Oct. 17, 2011
Nintendo wants to inspire kids across North America to discover their inner superheroes with some help from the iconic Kirby™ video game character. Starting today, kids who visit http://kirby.nintendo.com/superability will be invited to create drawings and descriptions of their dream Super Abilities, taking inspiration from Kirby's Super Abilities in the new Kirby's Return to Dream Land™ game for the Wii™ system. Their imaginative creations can be submitted to Nintendo and may be featured as part of a project to aid Starlight Children's Foundation™.
Launching exclusively for the Wii console on Oct. 24, Kirby's Return to Dream Land features five new Super Abilities that are activated when the heroic Kirby inhales special enemy characters. For example, the Flare Beam Super Ability allows Kirby to deploy a ball of energy that can wipe out an entire screen's worth of foes. Visitors to the site at http://kirby.nintendo.com/superability can download a Kirby coloring sheet and come up with their own Super Ability that they would use to help others. For added inspiration, kids can visit The Stacks at http://scholastic.com/stacks and take a "What's Your Super Ability?" quiz. Participants can answer questions to determine which of the Super Abilities featured in Kirby's Return to Dream Land would suit them best.

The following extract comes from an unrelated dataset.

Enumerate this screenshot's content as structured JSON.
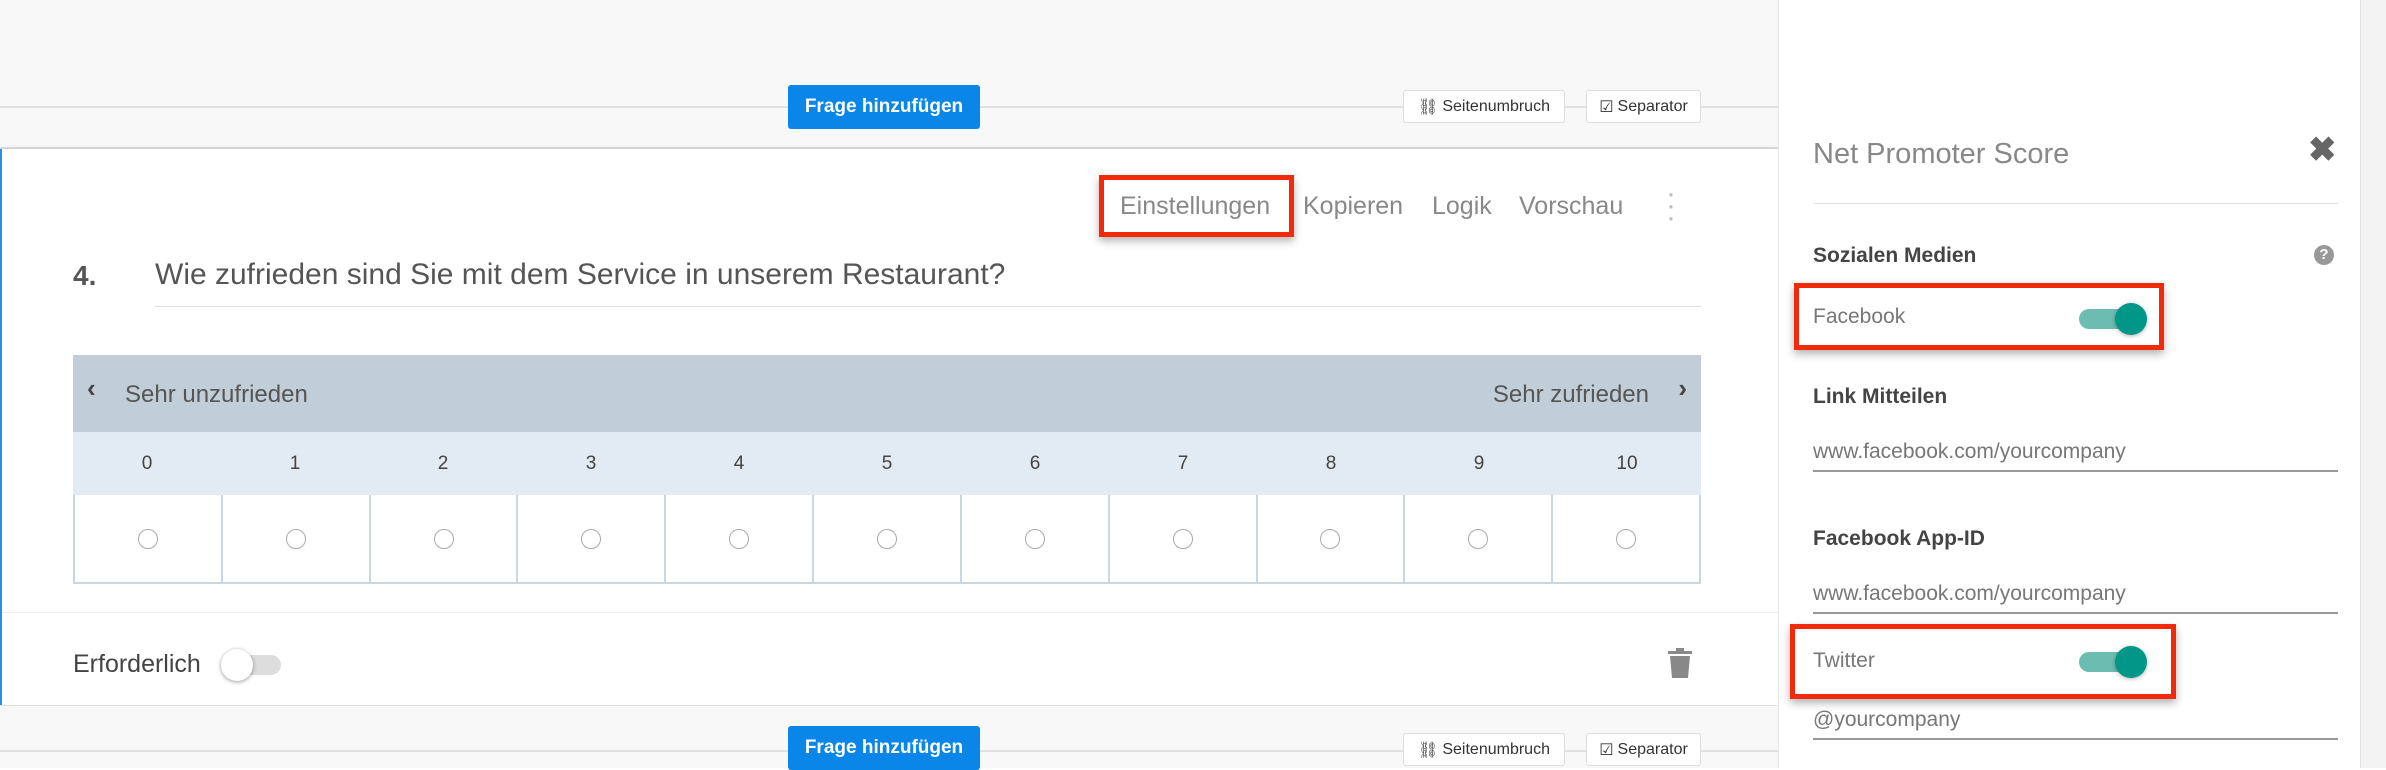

Kids' completed Super Ability coloring sheets can be submitted via mail, email or fax. Nintendo and Scholastic will post select submissions to a virtual gallery on the Nintendo site, and some submissions will be featured at a special Oct. 27 unveiling at Miller Children's Hospital Long Beach in Long Beach, Calif., to celebrate Nintendo's sponsorship of an interactive Starlight Fun Center™ mobile entertainment unit. Patients at the hospital will also be invited to use coloring sheets to create their own Super Abilities. Both Nintendo and Scholastic are dedicated to raising awareness about Starlight by encouraging children to help others.
Since 1992, Nintendo and Starlight have placed more than 7,000 Fun Centers in hospitals across North America. The ease with which Fun Centers roll right up to the side of young patients' beds or anywhere in a hospital setting makes them the perfect companion for children who are nervously awaiting surgery, sitting restlessly during a long treatment or feeling lonely in their hospital room. The entertainment units include a flat-screen TV, a DVD player, a Wii system and a selection of fun video games.